Task prompt: Report all lines of the data below that hold the word "initials".

Data extract:
============
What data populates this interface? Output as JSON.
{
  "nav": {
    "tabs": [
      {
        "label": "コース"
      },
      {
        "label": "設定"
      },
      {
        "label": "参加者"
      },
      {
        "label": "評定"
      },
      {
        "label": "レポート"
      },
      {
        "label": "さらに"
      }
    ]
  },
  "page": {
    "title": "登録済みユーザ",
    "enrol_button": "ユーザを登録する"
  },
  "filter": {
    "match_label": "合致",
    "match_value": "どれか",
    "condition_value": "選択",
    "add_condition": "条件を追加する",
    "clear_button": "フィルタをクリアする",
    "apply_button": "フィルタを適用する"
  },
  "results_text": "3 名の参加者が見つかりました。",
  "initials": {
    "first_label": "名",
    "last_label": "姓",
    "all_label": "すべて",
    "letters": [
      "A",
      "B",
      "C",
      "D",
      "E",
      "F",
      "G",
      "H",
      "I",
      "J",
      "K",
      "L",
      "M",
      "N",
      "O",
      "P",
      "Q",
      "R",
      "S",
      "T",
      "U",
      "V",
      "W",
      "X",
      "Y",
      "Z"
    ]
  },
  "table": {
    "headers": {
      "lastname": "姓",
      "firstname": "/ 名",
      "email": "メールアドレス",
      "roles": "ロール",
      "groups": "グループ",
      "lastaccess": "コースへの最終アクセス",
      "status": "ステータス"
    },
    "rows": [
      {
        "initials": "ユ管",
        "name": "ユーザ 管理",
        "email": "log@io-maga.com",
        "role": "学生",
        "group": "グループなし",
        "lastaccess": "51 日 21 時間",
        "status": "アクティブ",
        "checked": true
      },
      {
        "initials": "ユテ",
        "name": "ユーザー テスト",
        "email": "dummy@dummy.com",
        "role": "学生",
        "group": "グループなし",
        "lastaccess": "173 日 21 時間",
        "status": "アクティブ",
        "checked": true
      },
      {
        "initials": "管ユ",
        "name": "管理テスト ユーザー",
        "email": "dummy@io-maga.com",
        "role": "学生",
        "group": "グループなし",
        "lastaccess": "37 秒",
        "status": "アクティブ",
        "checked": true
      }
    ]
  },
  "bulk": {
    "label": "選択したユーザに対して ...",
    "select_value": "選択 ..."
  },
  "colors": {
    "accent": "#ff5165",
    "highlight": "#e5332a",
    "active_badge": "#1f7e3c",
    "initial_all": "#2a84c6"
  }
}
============
Final answer:
  "initials": {
        "initials": "ユ管",
        "initials": "ユテ",
        "initials": "管ユ",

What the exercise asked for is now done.